Air Traffic Control - 1C1X1
Published August 31, 2006
Every day, hundreds of military airplanes and helicopters take off and land all over the world. It is the job of air traffic controllers to monitor these aircraft in order to prevent accidents. Air traffic controllers, or ATCs, direct the movement of aircraft into and out of military airfields all over the world and track aircraft by radar and give voice instructions by radio.
ATCs must also know learn how to operate radio equipment to relay flight and landing instructions, weather reports and safety information to pilots. ATCs are also responsible for plotting aircraft positions on radar equipment, as well as computing aircraft speed, direction and altitude.
All ATCs must earn and maintain a Federal Aviation Administration ATC Specialist Certificate.
ATCs can deploy to or be stationed anywhere in the world in support of airfield or air base operations. However, being an ATC is not for everyone. Due to the hectic nature of the job, it can be overwhelming at times and Air Traffic Control, whether military or civilian, is also commonly listed among the top five most stressful jobs.
Those interested in joining the air traffic control career field must meet certain eligibility criteria.
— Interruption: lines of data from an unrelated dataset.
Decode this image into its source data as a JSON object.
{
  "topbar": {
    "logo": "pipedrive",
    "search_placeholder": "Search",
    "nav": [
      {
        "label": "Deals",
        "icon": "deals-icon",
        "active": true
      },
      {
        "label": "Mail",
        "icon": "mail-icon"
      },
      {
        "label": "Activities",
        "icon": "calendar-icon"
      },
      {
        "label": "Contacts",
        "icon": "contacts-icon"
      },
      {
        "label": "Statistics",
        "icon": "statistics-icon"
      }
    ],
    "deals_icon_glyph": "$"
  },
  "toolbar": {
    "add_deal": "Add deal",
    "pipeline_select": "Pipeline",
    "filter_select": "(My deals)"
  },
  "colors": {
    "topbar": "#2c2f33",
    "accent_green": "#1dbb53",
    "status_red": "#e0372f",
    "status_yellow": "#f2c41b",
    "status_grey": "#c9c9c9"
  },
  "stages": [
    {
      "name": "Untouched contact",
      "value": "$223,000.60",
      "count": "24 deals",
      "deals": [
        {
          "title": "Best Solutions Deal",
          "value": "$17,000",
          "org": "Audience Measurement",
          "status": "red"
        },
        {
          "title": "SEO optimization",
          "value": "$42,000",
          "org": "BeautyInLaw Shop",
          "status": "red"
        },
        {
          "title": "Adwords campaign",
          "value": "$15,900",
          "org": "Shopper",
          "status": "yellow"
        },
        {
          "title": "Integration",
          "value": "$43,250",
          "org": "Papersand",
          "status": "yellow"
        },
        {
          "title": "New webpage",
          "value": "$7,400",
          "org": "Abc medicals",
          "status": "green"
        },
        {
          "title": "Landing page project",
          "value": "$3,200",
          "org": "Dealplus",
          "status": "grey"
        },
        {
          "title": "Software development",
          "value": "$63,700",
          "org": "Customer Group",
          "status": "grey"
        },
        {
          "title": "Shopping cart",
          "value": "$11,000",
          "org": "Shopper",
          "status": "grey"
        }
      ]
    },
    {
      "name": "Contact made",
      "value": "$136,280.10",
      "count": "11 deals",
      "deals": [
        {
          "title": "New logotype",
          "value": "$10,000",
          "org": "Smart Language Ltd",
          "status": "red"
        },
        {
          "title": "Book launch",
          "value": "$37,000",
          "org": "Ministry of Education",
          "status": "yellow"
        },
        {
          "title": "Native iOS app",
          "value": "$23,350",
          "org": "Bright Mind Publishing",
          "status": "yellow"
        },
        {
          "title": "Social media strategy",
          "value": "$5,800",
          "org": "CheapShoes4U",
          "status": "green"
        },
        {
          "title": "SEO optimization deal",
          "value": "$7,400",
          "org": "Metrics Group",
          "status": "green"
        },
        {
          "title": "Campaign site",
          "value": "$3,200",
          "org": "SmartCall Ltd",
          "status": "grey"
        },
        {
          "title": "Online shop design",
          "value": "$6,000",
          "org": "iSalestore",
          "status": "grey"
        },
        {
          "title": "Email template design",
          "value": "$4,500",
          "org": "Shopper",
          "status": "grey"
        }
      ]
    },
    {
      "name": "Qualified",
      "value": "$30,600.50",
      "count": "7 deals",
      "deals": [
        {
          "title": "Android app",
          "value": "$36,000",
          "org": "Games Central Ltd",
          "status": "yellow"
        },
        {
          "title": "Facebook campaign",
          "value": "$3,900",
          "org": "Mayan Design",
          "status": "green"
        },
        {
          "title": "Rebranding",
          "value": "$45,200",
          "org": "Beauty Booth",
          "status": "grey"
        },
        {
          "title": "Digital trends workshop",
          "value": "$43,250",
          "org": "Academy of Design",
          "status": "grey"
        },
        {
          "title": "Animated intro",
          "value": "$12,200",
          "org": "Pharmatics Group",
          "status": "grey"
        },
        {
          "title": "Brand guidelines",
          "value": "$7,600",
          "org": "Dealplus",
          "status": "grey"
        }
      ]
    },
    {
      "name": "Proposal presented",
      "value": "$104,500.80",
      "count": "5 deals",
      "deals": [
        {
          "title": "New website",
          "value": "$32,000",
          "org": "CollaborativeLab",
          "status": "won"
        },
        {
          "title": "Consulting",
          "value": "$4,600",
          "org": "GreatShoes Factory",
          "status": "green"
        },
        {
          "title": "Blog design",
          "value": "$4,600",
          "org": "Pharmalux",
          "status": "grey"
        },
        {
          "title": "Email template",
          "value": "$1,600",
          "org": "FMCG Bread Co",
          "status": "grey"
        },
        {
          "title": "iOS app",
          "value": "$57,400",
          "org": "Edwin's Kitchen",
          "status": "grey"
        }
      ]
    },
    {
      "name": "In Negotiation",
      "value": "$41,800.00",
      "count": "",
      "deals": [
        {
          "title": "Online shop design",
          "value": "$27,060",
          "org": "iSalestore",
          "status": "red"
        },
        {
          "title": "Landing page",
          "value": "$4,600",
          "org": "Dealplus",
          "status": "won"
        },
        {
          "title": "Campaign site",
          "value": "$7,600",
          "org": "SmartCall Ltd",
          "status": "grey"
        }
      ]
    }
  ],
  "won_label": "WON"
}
A candidate must be a high school graduate or equivalent, earn a general score of at least 55 on the Armed Services Vocational Aptitude Battery Test and be able to obtain a Secret security clearance. Also, because of the job's hectic nature, applicants should possess a level head and be able to work well under stress.
After basic training, Airmen assigned to be ATCs will attend a 72-day Air Traffic Control operator course at Keesler Air Force Base, Miss., where they will learn ATC principles and procedures. These include: flight characteristics of aircraft, International Civil Aviation Organization and United States federal and military air directives, the use of aeronautical charts, maps, and publications and the interpretation, use, and limitations of ATC radar, communications systems and navigational aids.